For the six of you who don’t know, here is the definition of a troll from Wikipedia:
In Internet slang, a troll is someone who posts inflammatory, extraneous, or off-topic messages in an online community, such as an online discussion forum, chat room or blog, with the primary intent of provoking other users into an emotional response or of otherwise disrupting normal on-topic discussion.
And from Urban Dictionary:
One who posts a deliberately provocative message to a newsgroup or message board with the intention of causing maximum disruption and argument Essentially, a troll is someone who jumps into discussions to generate a flurry of responses – usually aggrevated – and seems to feed off the responses, often interjecting additional comments to try to stimulate further aggrevation. They consider the responses recognition and affirmation, so the more responses they get, the happier they are, even if those responses are scathing.
Anyone who frequents online fora has come across such behaviour. But it is not always clear whether we are dealing with a troll, per se, or just an idiot. The first question is, must a troll be intentionally trolling? If a person (or person-like organism) behaves like a troll and performs troll-like actions because of some firm, intrinsic belief or a genuine desire to try to convert others to their point of view, are they a troll? Can one be an inadvertant troll?
To answer that, I suggest putting it through the Duck Test. If it looks like a duck, and quacks like a duck, well, for all intents an purposes it is a duck. Or a merganser, which is close enough.
The second question is, must a troll necessarily be a commenter, or can trolling be generated in a post itself? Typically, trolls toss inflammatory comments into an otherwise normal discussion. However, if someone takes the time to generate a full-blown post that accomplishes the same result – aggrevation and a flurry of responses – then the result is the same. An ambitious troll, but a troll nonetheless.
And so, with these criteria considered, I think it is perfectly fair to say that Dawkinswatch fits the definition of a troll.

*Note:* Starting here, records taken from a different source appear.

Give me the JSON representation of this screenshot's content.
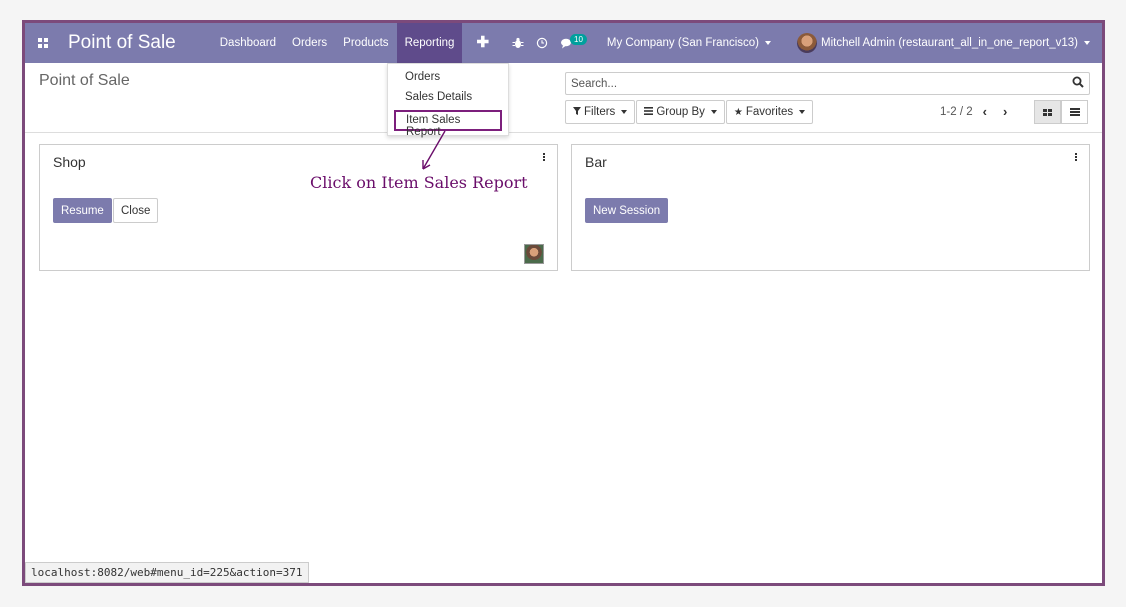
{
  "navbar": {
    "app_title": "Point of Sale",
    "menu": [
      "Dashboard",
      "Orders",
      "Products",
      "Reporting"
    ],
    "plus": "✚",
    "badge_count": "10",
    "company": "My Company (San Francisco)",
    "user": "Mitchell Admin (restaurant_all_in_one_report_v13)",
    "accent_color": "#7c7bad"
  },
  "control_panel": {
    "title": "Point of Sale",
    "search_placeholder": "Search...",
    "filters_label": "Filters",
    "group_by_label": "Group By",
    "favorites_label": "Favorites",
    "pager": "1-2 / 2"
  },
  "reporting_dropdown": {
    "items": [
      "Orders",
      "Sales Details",
      "Item Sales Report"
    ]
  },
  "cards": [
    {
      "name": "Shop",
      "primary_button": "Resume",
      "secondary_button": "Close"
    },
    {
      "name": "Bar",
      "primary_button": "New Session"
    }
  ],
  "annotation": "Click on Item Sales Report",
  "status_url": "localhost:8082/web#menu_id=225&action=371"
}
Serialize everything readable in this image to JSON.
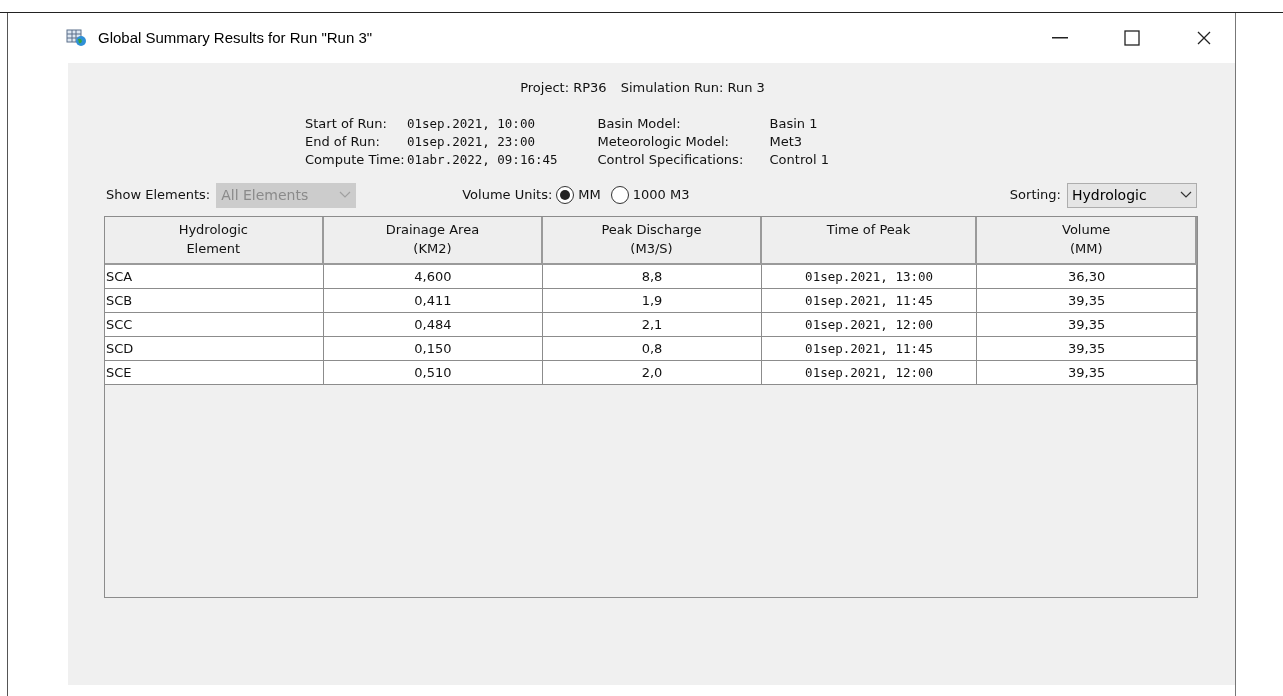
{
  "window": {
    "title": "Global Summary Results for Run \"Run 3\""
  },
  "header": {
    "project_label": "Project:",
    "project": "RP36",
    "run_label": "Simulation Run:",
    "run": "Run 3"
  },
  "info_left": [
    {
      "label": "Start of Run:",
      "value": "01sep.2021, 10:00"
    },
    {
      "label": "End of Run:",
      "value": "01sep.2021, 23:00"
    },
    {
      "label": "Compute Time:",
      "value": "01abr.2022, 09:16:45"
    }
  ],
  "info_right": [
    {
      "label": "Basin Model:",
      "value": "Basin 1"
    },
    {
      "label": "Meteorologic Model:",
      "value": "Met3"
    },
    {
      "label": "Control Specifications:",
      "value": "Control 1"
    }
  ],
  "show_elements": {
    "label": "Show Elements:",
    "value": "All Elements",
    "disabled": true
  },
  "volume_units": {
    "label": "Volume Units:",
    "options": [
      {
        "label": "MM",
        "selected": true
      },
      {
        "label": "1000 M3",
        "selected": false
      }
    ]
  },
  "sorting": {
    "label": "Sorting:",
    "value": "Hydrologic",
    "disabled": false
  },
  "table": {
    "columns": [
      "Hydrologic\nElement",
      "Drainage Area\n(KM2)",
      "Peak Discharge\n(M3/S)",
      "Time of Peak",
      "Volume\n(MM)"
    ],
    "rows": [
      [
        "SCA",
        "4,600",
        "8,8",
        "01sep.2021, 13:00",
        "36,30"
      ],
      [
        "SCB",
        "0,411",
        "1,9",
        "01sep.2021, 11:45",
        "39,35"
      ],
      [
        "SCC",
        "0,484",
        "2,1",
        "01sep.2021, 12:00",
        "39,35"
      ],
      [
        "SCD",
        "0,150",
        "0,8",
        "01sep.2021, 11:45",
        "39,35"
      ],
      [
        "SCE",
        "0,510",
        "2,0",
        "01sep.2021, 12:00",
        "39,35"
      ]
    ]
  }
}
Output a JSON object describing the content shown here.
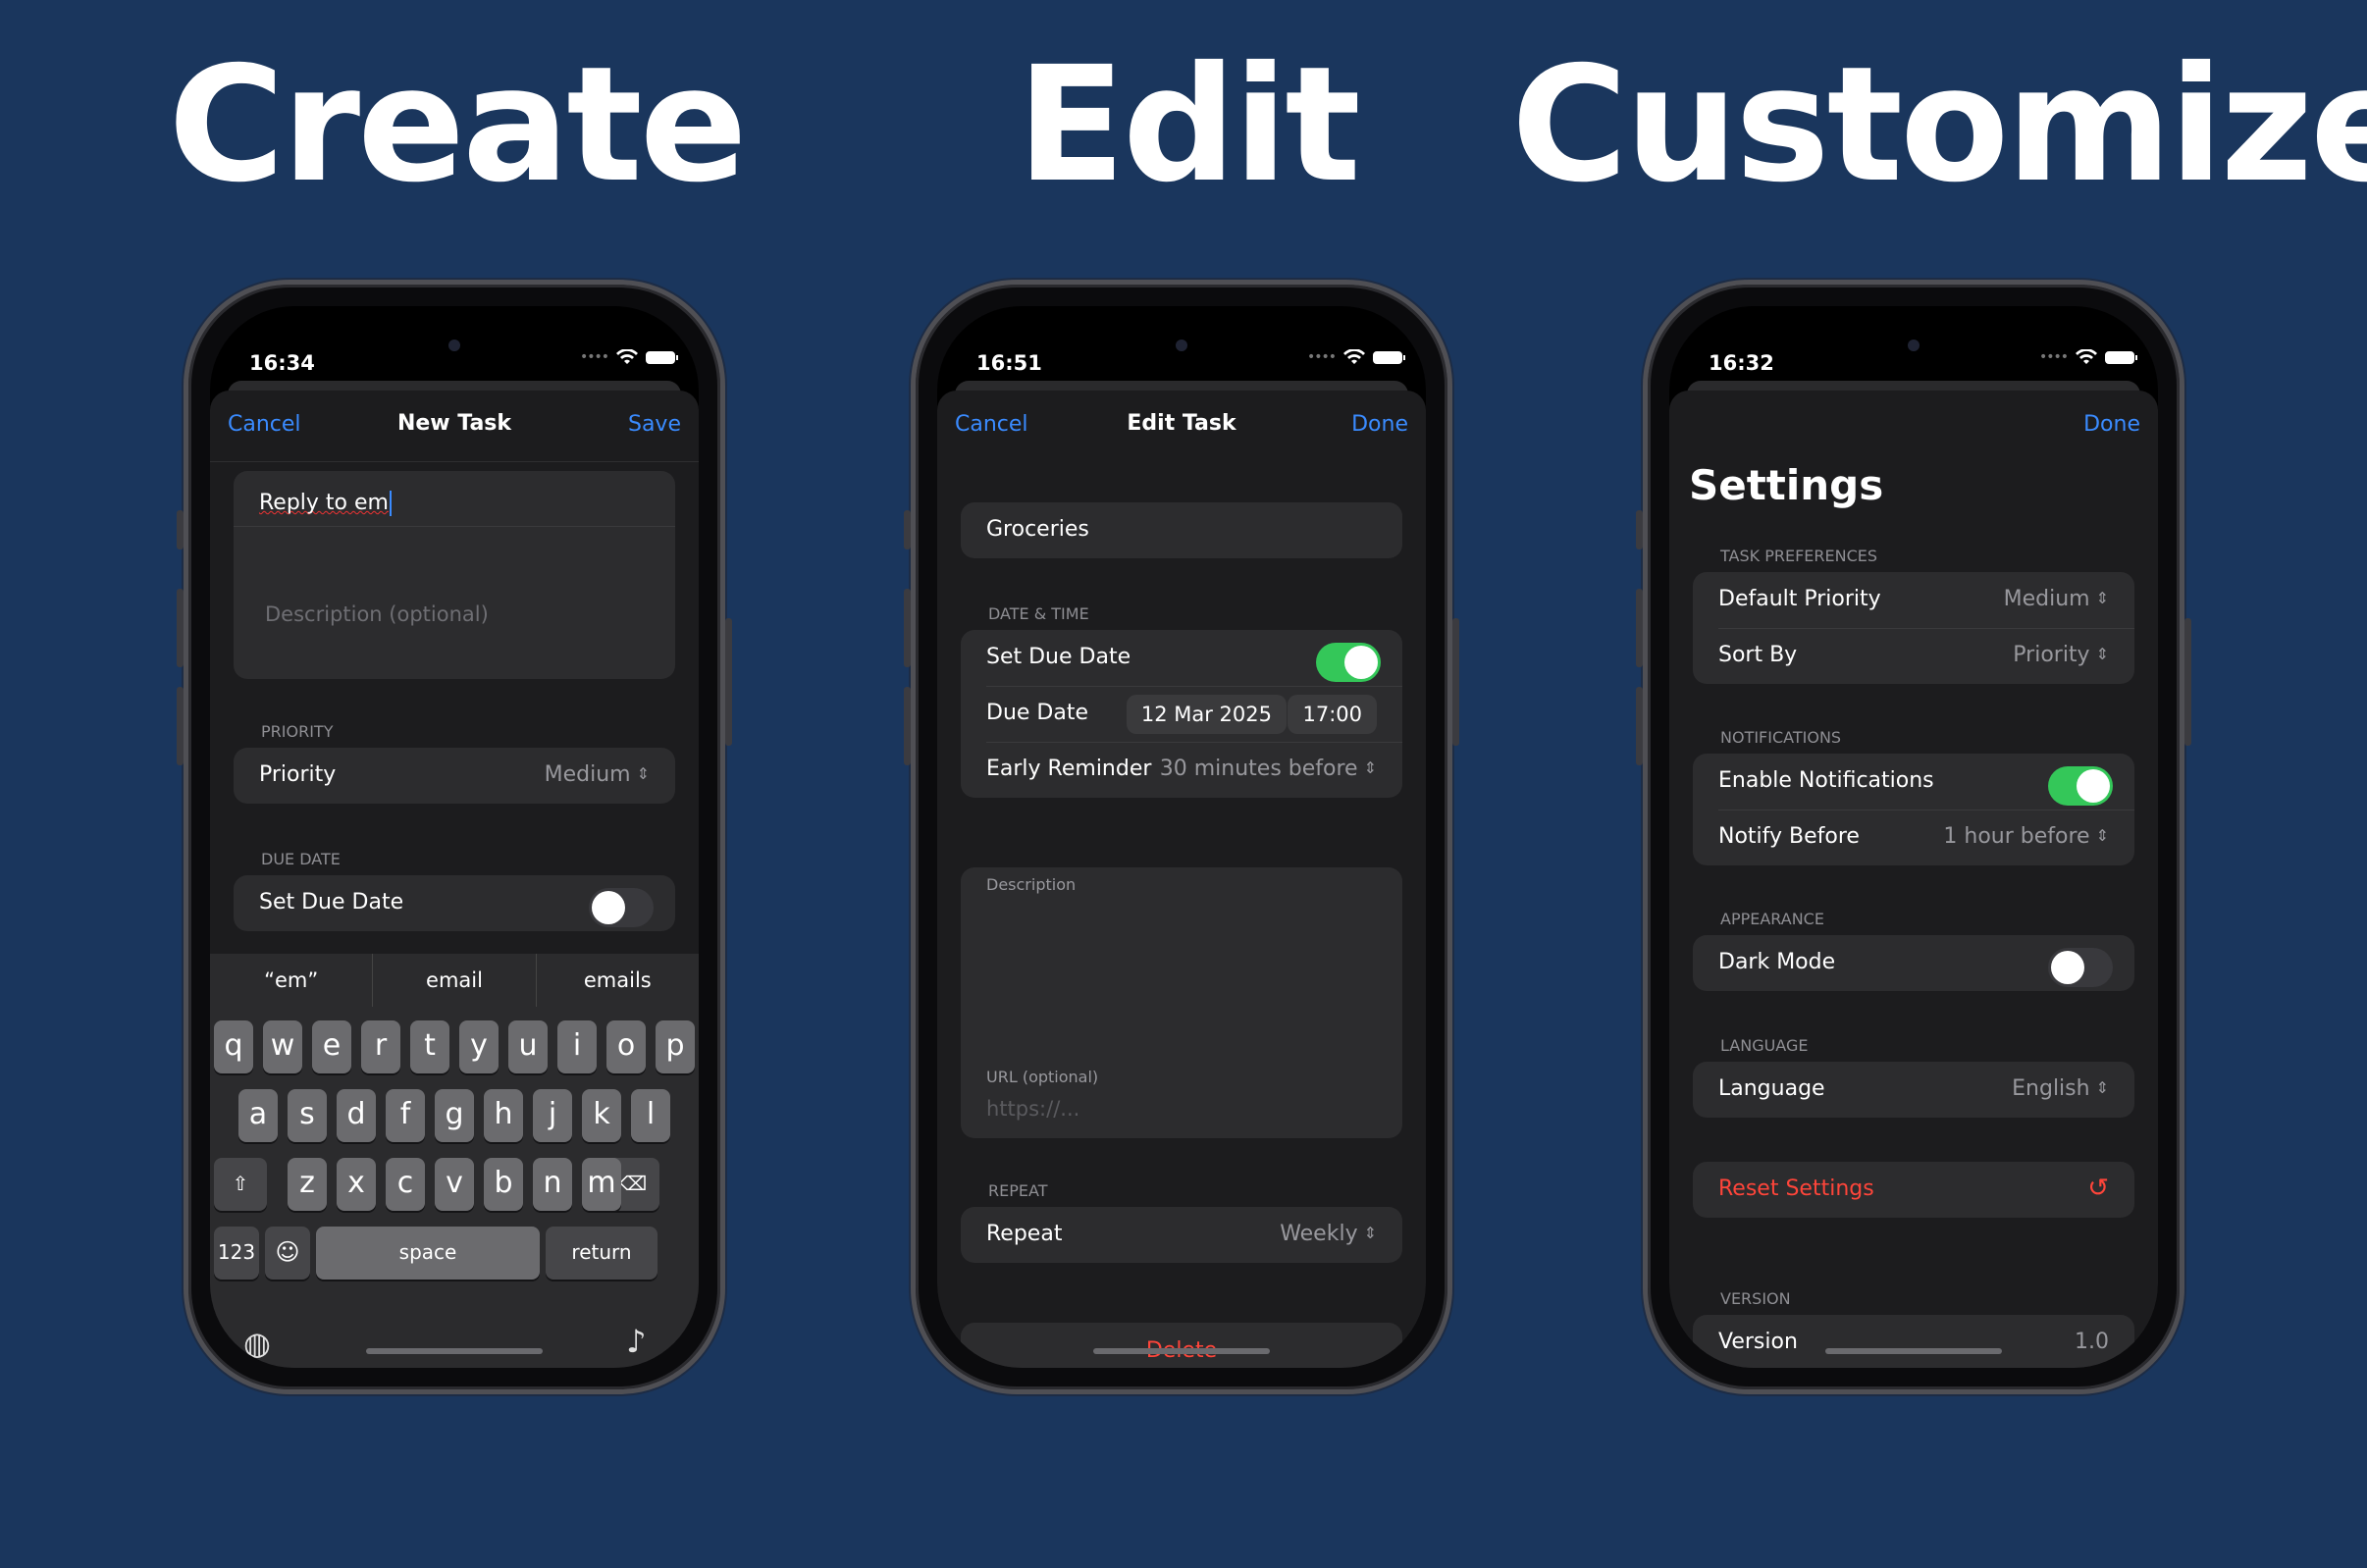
{
  "headlines": [
    "Create",
    "Edit",
    "Customize"
  ],
  "phone1": {
    "time": "16:34",
    "nav": {
      "left": "Cancel",
      "title": "New Task",
      "right": "Save"
    },
    "title_value": "Reply to em",
    "description_placeholder": "Description (optional)",
    "priority_section": "PRIORITY",
    "priority_label": "Priority",
    "priority_value": "Medium",
    "due_section": "DUE DATE",
    "due_label": "Set Due Date",
    "due_toggle_on": false,
    "suggestions": [
      "“em”",
      "email",
      "emails"
    ],
    "keys_row1": [
      "q",
      "w",
      "e",
      "r",
      "t",
      "y",
      "u",
      "i",
      "o",
      "p"
    ],
    "keys_row2": [
      "a",
      "s",
      "d",
      "f",
      "g",
      "h",
      "j",
      "k",
      "l"
    ],
    "keys_row3": [
      "z",
      "x",
      "c",
      "v",
      "b",
      "n",
      "m"
    ],
    "key_123": "123",
    "key_space": "space",
    "key_return": "return"
  },
  "phone2": {
    "time": "16:51",
    "nav": {
      "left": "Cancel",
      "title": "Edit Task",
      "right": "Done"
    },
    "title_value": "Groceries",
    "datetime_section": "DATE & TIME",
    "set_due_label": "Set Due Date",
    "set_due_on": true,
    "due_date_label": "Due Date",
    "due_date": "12 Mar 2025",
    "due_time": "17:00",
    "reminder_label": "Early Reminder",
    "reminder_value": "30 minutes before",
    "description_label": "Description",
    "url_label": "URL (optional)",
    "url_placeholder": "https://...",
    "repeat_section": "REPEAT",
    "repeat_label": "Repeat",
    "repeat_value": "Weekly",
    "delete_label": "Delete"
  },
  "phone3": {
    "time": "16:32",
    "nav_right": "Done",
    "title": "Settings",
    "task_section": "TASK PREFERENCES",
    "default_priority_label": "Default Priority",
    "default_priority_value": "Medium",
    "sort_label": "Sort By",
    "sort_value": "Priority",
    "notif_section": "NOTIFICATIONS",
    "enable_notif_label": "Enable Notifications",
    "enable_notif_on": true,
    "notify_before_label": "Notify Before",
    "notify_before_value": "1 hour before",
    "appearance_section": "APPEARANCE",
    "dark_mode_label": "Dark Mode",
    "dark_mode_on": false,
    "language_section": "LANGUAGE",
    "language_label": "Language",
    "language_value": "English",
    "reset_label": "Reset Settings",
    "version_section": "VERSION",
    "version_label": "Version",
    "version_value": "1.0"
  },
  "colors": {
    "background": "#1a365d",
    "accent": "#3a8bff",
    "toggle_on": "#34c759",
    "destructive": "#ff453a"
  }
}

Consider: He has little imagination, mostly just rehashing the twaddle of others. His posts are often inflammatory, accusing celebrities of devil worship, and accusing those who don’t share his particular brand of YEC fundamentalism of ignorance, stupidity, insanity, and immorality. He repeats himself despite contrary evidence, and asks for information just provided. He misses the point of most counter arguments. The more his arguments are shown to be baseless, the more he writes. And best of all, he frequently responds to legitimate arguments with non-sequiters of epic proportion.
Dawkinswatch, whether intentional or not, is a troll.
And there is really only one response.
Do Not Feed the Troll (DNFTT).